- [Entries supplied]
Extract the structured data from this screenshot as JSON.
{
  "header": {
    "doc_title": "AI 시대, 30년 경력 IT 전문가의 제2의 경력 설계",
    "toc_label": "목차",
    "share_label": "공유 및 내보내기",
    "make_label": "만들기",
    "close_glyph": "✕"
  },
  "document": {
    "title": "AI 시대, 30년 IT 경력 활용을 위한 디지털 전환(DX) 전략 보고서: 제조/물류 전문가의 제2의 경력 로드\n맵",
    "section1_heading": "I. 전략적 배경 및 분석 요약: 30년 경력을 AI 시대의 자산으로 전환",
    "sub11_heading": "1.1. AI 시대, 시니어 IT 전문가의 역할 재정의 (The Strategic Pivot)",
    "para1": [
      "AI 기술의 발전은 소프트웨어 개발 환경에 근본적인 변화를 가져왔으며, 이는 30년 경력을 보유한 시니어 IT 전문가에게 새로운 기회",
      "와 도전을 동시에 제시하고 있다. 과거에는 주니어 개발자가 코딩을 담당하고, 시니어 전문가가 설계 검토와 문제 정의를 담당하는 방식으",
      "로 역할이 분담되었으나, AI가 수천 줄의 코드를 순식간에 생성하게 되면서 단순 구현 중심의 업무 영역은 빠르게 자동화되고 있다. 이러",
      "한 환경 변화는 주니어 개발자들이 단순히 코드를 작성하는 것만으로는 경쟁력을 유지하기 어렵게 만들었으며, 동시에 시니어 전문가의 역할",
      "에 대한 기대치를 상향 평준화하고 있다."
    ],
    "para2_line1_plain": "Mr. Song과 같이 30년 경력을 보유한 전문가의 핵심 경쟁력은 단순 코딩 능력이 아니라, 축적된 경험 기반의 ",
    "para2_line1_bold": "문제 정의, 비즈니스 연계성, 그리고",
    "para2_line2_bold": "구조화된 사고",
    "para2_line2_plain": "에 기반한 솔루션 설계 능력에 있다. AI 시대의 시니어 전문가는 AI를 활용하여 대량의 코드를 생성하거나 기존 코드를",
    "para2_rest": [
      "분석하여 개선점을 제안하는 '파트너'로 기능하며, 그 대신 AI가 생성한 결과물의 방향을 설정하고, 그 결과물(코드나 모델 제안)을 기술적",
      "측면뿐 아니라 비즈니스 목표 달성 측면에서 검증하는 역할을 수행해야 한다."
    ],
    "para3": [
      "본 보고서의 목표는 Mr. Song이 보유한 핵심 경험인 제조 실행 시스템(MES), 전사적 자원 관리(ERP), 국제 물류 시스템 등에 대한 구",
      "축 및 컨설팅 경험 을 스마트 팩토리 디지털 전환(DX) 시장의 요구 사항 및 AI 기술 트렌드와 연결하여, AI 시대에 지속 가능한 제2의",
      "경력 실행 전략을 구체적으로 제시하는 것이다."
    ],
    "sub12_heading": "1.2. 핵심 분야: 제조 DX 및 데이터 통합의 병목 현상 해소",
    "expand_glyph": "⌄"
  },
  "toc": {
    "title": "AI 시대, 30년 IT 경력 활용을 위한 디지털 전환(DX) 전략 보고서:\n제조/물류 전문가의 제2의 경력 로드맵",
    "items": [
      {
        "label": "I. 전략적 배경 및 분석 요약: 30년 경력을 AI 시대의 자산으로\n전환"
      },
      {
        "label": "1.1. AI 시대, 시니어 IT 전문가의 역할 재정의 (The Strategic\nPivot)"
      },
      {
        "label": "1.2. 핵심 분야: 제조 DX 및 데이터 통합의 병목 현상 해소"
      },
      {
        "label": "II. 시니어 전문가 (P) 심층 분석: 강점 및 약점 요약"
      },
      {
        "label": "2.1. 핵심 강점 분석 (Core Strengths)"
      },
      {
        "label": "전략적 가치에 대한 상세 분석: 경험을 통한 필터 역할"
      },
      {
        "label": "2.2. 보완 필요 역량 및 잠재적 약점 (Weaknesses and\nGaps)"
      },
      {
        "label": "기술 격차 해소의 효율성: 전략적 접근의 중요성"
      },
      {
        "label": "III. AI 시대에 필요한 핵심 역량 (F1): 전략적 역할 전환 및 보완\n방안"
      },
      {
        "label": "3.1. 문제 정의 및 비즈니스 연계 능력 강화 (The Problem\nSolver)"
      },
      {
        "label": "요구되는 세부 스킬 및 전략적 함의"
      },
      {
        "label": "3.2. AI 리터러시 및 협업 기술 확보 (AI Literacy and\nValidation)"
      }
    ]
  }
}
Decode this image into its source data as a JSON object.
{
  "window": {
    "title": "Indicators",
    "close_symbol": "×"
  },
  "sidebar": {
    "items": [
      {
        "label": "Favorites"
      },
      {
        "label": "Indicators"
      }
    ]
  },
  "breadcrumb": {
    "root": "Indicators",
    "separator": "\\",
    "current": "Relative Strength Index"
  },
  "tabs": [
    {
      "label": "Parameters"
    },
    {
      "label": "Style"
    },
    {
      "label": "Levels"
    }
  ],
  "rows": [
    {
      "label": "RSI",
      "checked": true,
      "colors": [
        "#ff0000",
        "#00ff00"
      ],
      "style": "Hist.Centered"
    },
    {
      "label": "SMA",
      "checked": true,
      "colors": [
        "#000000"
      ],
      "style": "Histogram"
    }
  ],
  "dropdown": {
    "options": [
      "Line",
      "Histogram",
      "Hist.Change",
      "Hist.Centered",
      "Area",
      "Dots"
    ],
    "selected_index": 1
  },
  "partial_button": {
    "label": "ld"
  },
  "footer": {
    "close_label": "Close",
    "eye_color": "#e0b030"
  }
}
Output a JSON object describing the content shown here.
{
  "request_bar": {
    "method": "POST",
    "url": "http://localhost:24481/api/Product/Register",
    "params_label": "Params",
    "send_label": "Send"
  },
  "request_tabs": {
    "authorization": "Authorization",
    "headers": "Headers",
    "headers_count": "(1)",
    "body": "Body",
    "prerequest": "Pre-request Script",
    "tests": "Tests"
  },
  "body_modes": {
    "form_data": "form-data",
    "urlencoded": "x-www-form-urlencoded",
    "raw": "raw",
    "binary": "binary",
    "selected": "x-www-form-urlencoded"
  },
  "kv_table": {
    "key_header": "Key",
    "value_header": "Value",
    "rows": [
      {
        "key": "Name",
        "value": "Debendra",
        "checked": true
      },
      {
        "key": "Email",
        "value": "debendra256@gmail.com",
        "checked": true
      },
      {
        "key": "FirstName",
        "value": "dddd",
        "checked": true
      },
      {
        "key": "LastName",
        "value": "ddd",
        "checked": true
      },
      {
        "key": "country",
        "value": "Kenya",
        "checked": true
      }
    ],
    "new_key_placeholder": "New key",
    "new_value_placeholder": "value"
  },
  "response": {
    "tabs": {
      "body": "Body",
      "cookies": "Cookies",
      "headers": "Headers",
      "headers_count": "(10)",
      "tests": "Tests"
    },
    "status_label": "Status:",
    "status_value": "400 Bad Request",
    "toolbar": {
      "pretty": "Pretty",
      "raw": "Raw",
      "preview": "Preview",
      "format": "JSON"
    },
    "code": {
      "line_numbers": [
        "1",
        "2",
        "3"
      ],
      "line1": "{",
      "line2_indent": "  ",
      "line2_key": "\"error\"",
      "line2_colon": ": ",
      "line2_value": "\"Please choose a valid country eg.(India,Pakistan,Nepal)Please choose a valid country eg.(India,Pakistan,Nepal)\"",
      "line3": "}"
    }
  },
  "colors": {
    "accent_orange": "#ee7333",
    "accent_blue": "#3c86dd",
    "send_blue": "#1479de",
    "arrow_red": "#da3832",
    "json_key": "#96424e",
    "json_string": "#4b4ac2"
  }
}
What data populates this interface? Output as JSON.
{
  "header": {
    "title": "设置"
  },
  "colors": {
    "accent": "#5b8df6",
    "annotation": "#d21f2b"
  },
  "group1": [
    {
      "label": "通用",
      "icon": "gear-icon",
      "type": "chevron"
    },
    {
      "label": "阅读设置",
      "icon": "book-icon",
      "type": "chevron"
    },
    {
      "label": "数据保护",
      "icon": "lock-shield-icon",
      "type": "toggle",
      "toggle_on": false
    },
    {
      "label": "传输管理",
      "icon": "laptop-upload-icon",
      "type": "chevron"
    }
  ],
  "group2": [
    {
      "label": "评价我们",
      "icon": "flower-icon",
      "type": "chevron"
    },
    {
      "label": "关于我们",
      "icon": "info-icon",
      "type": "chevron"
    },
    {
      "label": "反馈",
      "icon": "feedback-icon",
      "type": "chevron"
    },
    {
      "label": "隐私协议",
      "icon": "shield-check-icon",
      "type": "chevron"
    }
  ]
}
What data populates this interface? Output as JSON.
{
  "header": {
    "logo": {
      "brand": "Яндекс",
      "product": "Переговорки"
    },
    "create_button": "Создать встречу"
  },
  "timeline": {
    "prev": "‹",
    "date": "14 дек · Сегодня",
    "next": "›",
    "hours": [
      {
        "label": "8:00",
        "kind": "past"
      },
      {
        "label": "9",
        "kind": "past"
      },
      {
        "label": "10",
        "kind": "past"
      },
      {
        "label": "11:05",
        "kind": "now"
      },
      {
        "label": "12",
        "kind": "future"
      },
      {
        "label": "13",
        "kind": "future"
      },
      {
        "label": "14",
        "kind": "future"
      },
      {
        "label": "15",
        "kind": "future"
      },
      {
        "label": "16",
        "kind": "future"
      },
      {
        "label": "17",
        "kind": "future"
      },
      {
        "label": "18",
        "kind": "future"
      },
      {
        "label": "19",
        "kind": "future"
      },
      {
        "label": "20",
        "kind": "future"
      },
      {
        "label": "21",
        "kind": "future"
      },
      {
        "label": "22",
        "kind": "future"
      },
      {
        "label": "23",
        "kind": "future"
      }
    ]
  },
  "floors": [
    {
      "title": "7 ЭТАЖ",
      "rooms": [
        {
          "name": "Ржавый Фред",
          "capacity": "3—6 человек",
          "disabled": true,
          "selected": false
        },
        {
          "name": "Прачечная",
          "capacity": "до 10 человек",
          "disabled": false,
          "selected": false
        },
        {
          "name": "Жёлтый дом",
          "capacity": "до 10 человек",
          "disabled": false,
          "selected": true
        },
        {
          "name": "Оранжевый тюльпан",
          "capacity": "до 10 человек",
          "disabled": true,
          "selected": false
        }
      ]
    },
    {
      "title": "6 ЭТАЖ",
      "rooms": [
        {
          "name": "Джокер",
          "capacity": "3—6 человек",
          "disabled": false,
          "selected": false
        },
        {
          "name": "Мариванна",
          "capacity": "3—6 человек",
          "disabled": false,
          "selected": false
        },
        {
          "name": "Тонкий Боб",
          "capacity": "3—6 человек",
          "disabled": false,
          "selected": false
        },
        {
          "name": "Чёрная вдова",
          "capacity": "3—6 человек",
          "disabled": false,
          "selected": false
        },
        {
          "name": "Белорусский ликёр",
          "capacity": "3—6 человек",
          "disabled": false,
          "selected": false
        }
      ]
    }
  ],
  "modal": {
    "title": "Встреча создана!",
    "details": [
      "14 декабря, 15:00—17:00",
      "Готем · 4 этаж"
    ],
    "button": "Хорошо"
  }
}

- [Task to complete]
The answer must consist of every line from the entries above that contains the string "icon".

- [Answer space]
      "icon": "gear-icon",
      "icon": "book-icon",
      "icon": "lock-shield-icon",
      "icon": "laptop-upload-icon",
      "icon": "flower-icon",
      "icon": "info-icon",
      "icon": "feedback-icon",
      "icon": "shield-check-icon",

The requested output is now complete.